If you read this article, you’ll see my fate very clearly reflected within it. M asked me to cut all her hair off, and she’s not even three. I’ve asked her a dozen times since if she really, really, wants me to cut it all off, “all gone”, “bye-bye hair” and she always says yes.
I really love her hair. It never once went through an awkward stage, it’s straight and silky and shiny, with the perfect layers around her face and a little flip out at the end. People constantly comment on how beautiful it is, and how much they wish they or their daughters had such naturally gorgeous hair. Other moms ask me, “how do you get her to let you do her hair like that?” Of course, I don’t. I brush it once a day, and that’s it.

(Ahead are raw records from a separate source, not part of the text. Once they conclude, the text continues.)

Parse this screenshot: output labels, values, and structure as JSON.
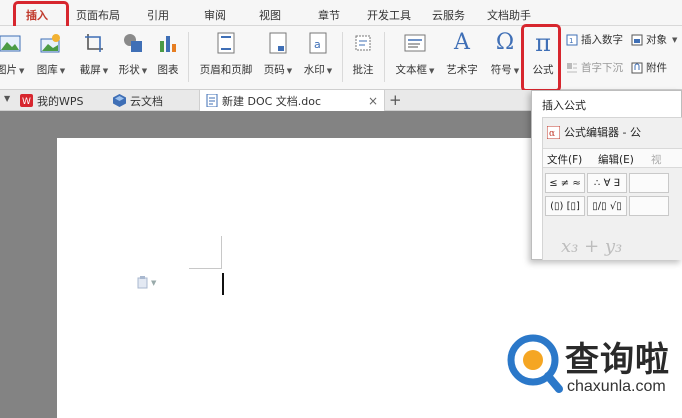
{
  "menu": {
    "tabs": [
      "插入",
      "页面布局",
      "引用",
      "审阅",
      "视图",
      "章节",
      "开发工具",
      "云服务",
      "文档助手"
    ],
    "active": "插入"
  },
  "ribbon": {
    "tools": {
      "picture": "图片",
      "gallery": "图库",
      "screenshot": "截屏",
      "shapes": "形状",
      "chart": "图表",
      "header_footer": "页眉和页脚",
      "page_number": "页码",
      "watermark": "水印",
      "comment": "批注",
      "textbox": "文本框",
      "wordart": "艺术字",
      "symbol": "符号",
      "formula": "公式"
    },
    "small": {
      "insert_number": "插入数字",
      "object": "对象",
      "drop_cap": "首字下沉",
      "attachment": "附件"
    },
    "colors": {
      "icon_blue": "#3f6fb6",
      "icon_green": "#4b9b45",
      "highlight_red": "#d7262e"
    }
  },
  "doc_tabs": {
    "items": [
      "我的WPS",
      "云文档",
      "新建 DOC 文档.doc"
    ],
    "active": "新建 DOC 文档.doc",
    "close_glyph": "×",
    "add_glyph": "+"
  },
  "popup": {
    "title": "插入公式",
    "editor_title": "公式编辑器 - 公",
    "menu": [
      "文件(F)",
      "编辑(E)",
      "视"
    ],
    "palette_row1": [
      "≤ ≠ ≈",
      "∴ ∀ ∃",
      ""
    ],
    "palette_row2": [
      "(▯) [▯]",
      "▯∕▯ √▯",
      ""
    ],
    "preview": "x₃ + y₃"
  },
  "watermark": {
    "text": "查询啦",
    "url": "chaxunla.com"
  }
}
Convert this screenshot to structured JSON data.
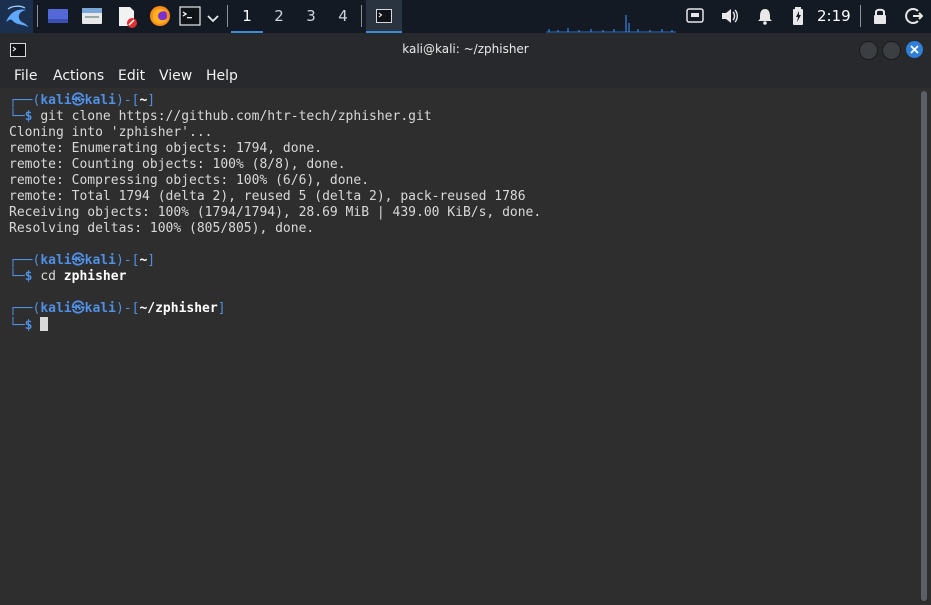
{
  "panel": {
    "workspaces": [
      "1",
      "2",
      "3",
      "4"
    ],
    "active_workspace": "1",
    "clock": "2:19",
    "launchers": [
      "kali-menu-icon",
      "show-desktop-icon",
      "file-manager-icon",
      "text-editor-icon",
      "firefox-icon",
      "terminal-icon",
      "chevron-down-icon"
    ],
    "tray": [
      "network-icon",
      "volume-icon",
      "notifications-icon",
      "battery-icon",
      "lock-icon",
      "logout-icon"
    ]
  },
  "window": {
    "title": "kali@kali: ~/zphisher"
  },
  "menubar": {
    "file": "File",
    "actions": "Actions",
    "edit": "Edit",
    "view": "View",
    "help": "Help"
  },
  "terminal": {
    "prompt1": {
      "user": "kali",
      "at": "㉿",
      "host": "kali",
      "dir": "~",
      "command": "git clone https://github.com/htr-tech/zphisher.git"
    },
    "output": [
      "Cloning into 'zphisher'...",
      "remote: Enumerating objects: 1794, done.",
      "remote: Counting objects: 100% (8/8), done.",
      "remote: Compressing objects: 100% (6/6), done.",
      "remote: Total 1794 (delta 2), reused 5 (delta 2), pack-reused 1786",
      "Receiving objects: 100% (1794/1794), 28.69 MiB | 439.00 KiB/s, done.",
      "Resolving deltas: 100% (805/805), done."
    ],
    "prompt2": {
      "user": "kali",
      "at": "㉿",
      "host": "kali",
      "dir": "~",
      "command_prefix": "cd ",
      "command_arg": "zphisher"
    },
    "prompt3": {
      "user": "kali",
      "at": "㉿",
      "host": "kali",
      "dir": "~/zphisher"
    },
    "prompt_symbol": "$"
  },
  "colors": {
    "accent": "#3d8bd6",
    "prompt_blue": "#4f8fe6",
    "close_button": "#2f7fd8"
  }
}
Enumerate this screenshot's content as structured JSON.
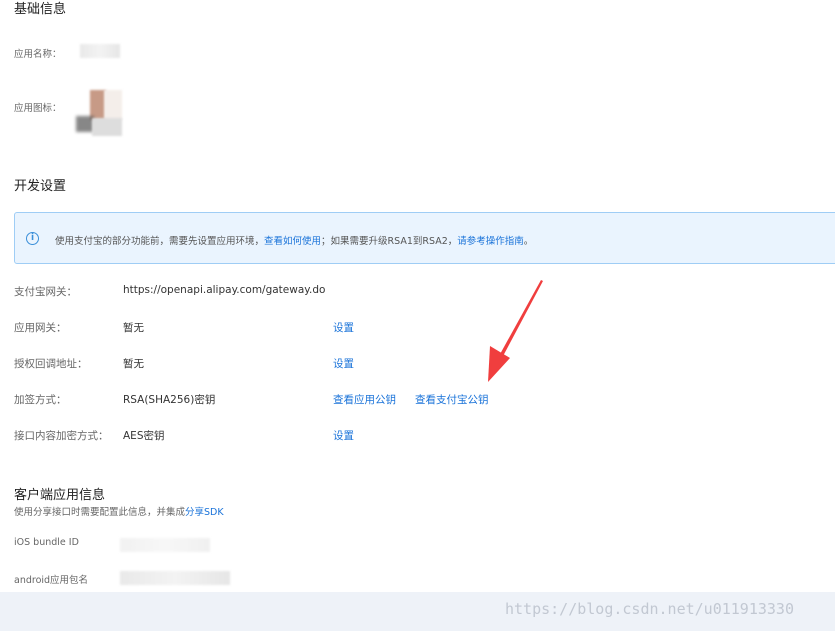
{
  "basic_info": {
    "title": "基础信息",
    "app_name_label": "应用名称：",
    "app_icon_label": "应用图标："
  },
  "dev_settings": {
    "title": "开发设置",
    "notice": {
      "text_before": "使用支付宝的部分功能前，需要先设置应用环境，",
      "link1": "查看如何使用",
      "text_middle": "；如果需要升级RSA1到RSA2，",
      "link2": "请参考操作指南",
      "text_end": "。"
    },
    "rows": [
      {
        "label": "支付宝网关：",
        "value": "https://openapi.alipay.com/gateway.do"
      },
      {
        "label": "应用网关：",
        "value": "暂无",
        "action": "设置"
      },
      {
        "label": "授权回调地址：",
        "value": "暂无",
        "action": "设置"
      },
      {
        "label": "加签方式：",
        "value": "RSA(SHA256)密钥",
        "action": "查看应用公钥",
        "action2": "查看支付宝公钥"
      },
      {
        "label": "接口内容加密方式：",
        "value": "AES密钥",
        "action": "设置"
      }
    ]
  },
  "client_info": {
    "title": "客户端应用信息",
    "desc_before": "使用分享接口时需要配置此信息，并集成",
    "desc_link": "分享SDK",
    "ios_label": "iOS bundle ID",
    "android_label": "android应用包名"
  },
  "watermark": "https://blog.csdn.net/u011913330",
  "colors": {
    "link": "#1a73d9",
    "notice_bg": "#eaf4fe",
    "notice_border": "#9fcdf5",
    "arrow": "#f03e3e"
  }
}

Of course, I don’t do her hair because she hates it. She doesn’t want it brushed, or braided, or played with, or put up in a pony tail. These days, a simple pony tail is too much to ask. She hates it. Even with copious amounts of detangler sprayed on it, she just wants nothing to do with brushing. Also, she doesn’t like washing it. She detests it when I try to lather up the soap for more than 2 seconds. I go in to put on some conditioner, and I meet with constant resistance and, “Stop it mommy! I don’t want it!” She also refuses to do it herself.
As a result of not liking it brushed or touched, the hair is always in her face. Since the age of 18 months she has been shoving it out of her eyes and mouth so many times per minute, it’s now almost a constant tic. For a girl that LOVES physical activity, from swimming to gymnastics, climbing to trampoline-jumping, it’s no wonder that when I ask her if she wanted it gone, she enthusiastically responds, “yes!”

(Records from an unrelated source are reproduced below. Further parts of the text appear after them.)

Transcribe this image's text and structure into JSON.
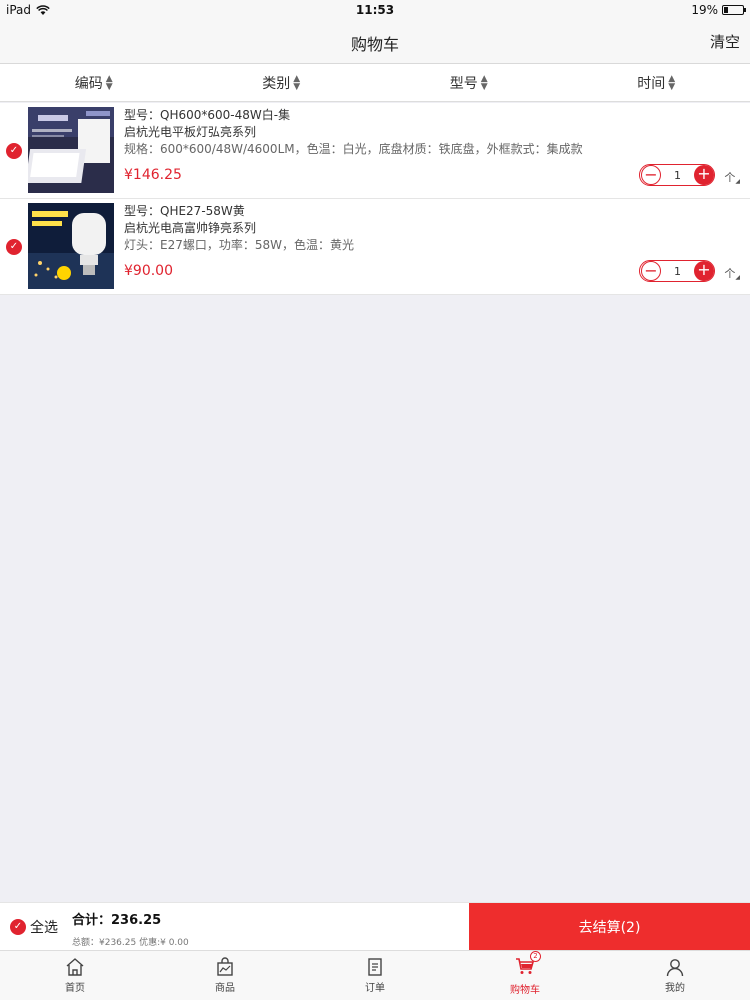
{
  "status_bar": {
    "device": "iPad",
    "time": "11:53",
    "battery": "19%",
    "battery_level": 0.19
  },
  "nav": {
    "title": "购物车",
    "clear_label": "清空"
  },
  "sort_bar": {
    "items": [
      {
        "label": "编码"
      },
      {
        "label": "类别"
      },
      {
        "label": "型号"
      },
      {
        "label": "时间"
      }
    ]
  },
  "cart_items": [
    {
      "model": "型号：QH600*600-48W白-集",
      "series": "启杭光电平板灯弘亮系列",
      "spec": "规格：600*600/48W/4600LM，色温：白光，底盘材质：铁底盘，外框款式：集成款",
      "price": "¥146.25",
      "quantity": "1",
      "unit": "个",
      "checked": true
    },
    {
      "model": "型号：QHE27-58W黄",
      "series": "启杭光电高富帅铮亮系列",
      "spec": "灯头：E27螺口，功率：58W，色温：黄光",
      "price": "¥90.00",
      "quantity": "1",
      "unit": "个",
      "checked": true
    }
  ],
  "bottom_bar": {
    "select_all_label": "全选",
    "total_label": "合计：236.25",
    "detail": "总额：¥236.25 优惠:¥ 0.00",
    "checkout_label": "去结算(2)"
  },
  "tab_bar": {
    "items": [
      {
        "label": "首页",
        "icon": "home-icon"
      },
      {
        "label": "商品",
        "icon": "shopping-bag-icon"
      },
      {
        "label": "订单",
        "icon": "order-list-icon"
      },
      {
        "label": "购物车",
        "icon": "cart-icon",
        "badge": "2"
      },
      {
        "label": "我的",
        "icon": "user-icon"
      }
    ],
    "active_index": 3
  },
  "colors": {
    "accent": "#e0232f",
    "checkout": "#ee2d2d",
    "background": "#efeff4"
  }
}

Since my daughter is obviously not hung up on appearance, and has no sentimentality towards hair, why am I holding her back? Are those long, lovely locks really what I want my daughter to see me show pride in? What am I teaching her every time I bask in the glory of compliments over her hair, or force her to brush it each morning so that it looks “pretty” or “nice”? At the age of 17, I, too, cut off my long hair. My mother mourned like she’d lost a child. I scoffed at that and relished the freedom of my hair-less appearance. At 19 I had it practically shaved off. I didn’t grow it out again for nearly 10 years. And this fall, I shaved half of it off again (much to my mother’s dismay, again) and I love it.

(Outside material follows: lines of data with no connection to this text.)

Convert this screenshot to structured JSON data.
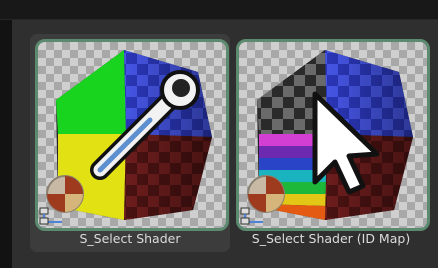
{
  "assets": [
    {
      "label": "S_Select Shader",
      "icon": "eyedropper-icon",
      "selected": true
    },
    {
      "label": "S_Select Shader (ID Map)",
      "icon": "mouse-pointer-icon",
      "selected": false
    }
  ],
  "colors": {
    "selection_border": "#5c8a6f",
    "panel_bg": "#2f2f2f",
    "selected_tile_bg": "#3c3c3c",
    "label_text": "#dcdcdc"
  }
}
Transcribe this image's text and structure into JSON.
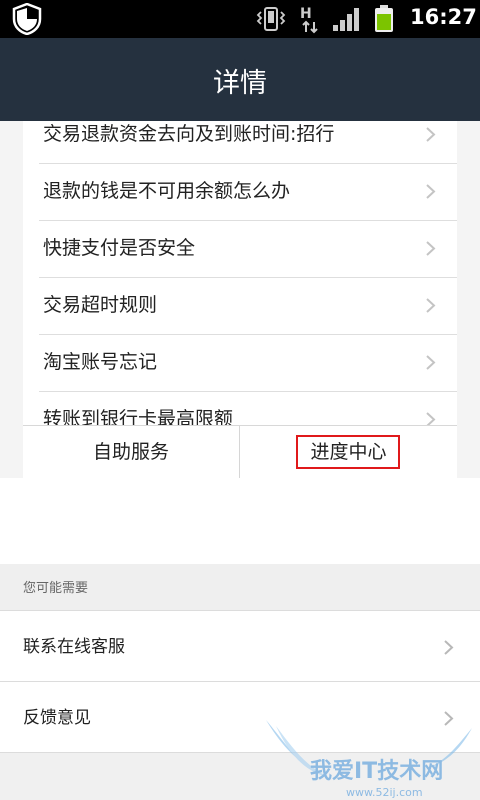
{
  "status_bar": {
    "time": "16:27",
    "network": "H",
    "icons": [
      "shield-icon",
      "vibrate-icon",
      "hplus-network-icon",
      "signal-icon",
      "battery-icon"
    ],
    "battery_color": "#7cc400"
  },
  "header": {
    "title": "详情",
    "background": "#25313f"
  },
  "faq": {
    "items": [
      {
        "label": "交易退款资金去向及到账时间:招行"
      },
      {
        "label": "退款的钱是不可用余额怎么办"
      },
      {
        "label": "快捷支付是否安全"
      },
      {
        "label": "交易超时规则"
      },
      {
        "label": "淘宝账号忘记"
      },
      {
        "label": "转账到银行卡最高限额"
      }
    ]
  },
  "tabs": {
    "items": [
      {
        "label": "自助服务"
      },
      {
        "label": "进度中心",
        "highlighted": true
      }
    ],
    "highlight_color": "#e0191b"
  },
  "suggest": {
    "header": "您可能需要",
    "items": [
      {
        "label": "联系在线客服"
      },
      {
        "label": "反馈意见"
      }
    ]
  },
  "watermark": {
    "text": "我爱IT技术网",
    "url": "www.52ij.com"
  }
}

I have a lot more to gain as a parent and a role model by respecting my daughter’s sense of style and comfort than I do by hanging on to this strange sense of vanity. A whole lot more. It’s time to let her be who she is, and more than that, to revel and delight in it with her!
Cute pixie styles for preschool girls, anyone?
So here it is, my memorial to the long hair, and saying goodbye to what pleases me, and hello to what frees my daughter to be herself: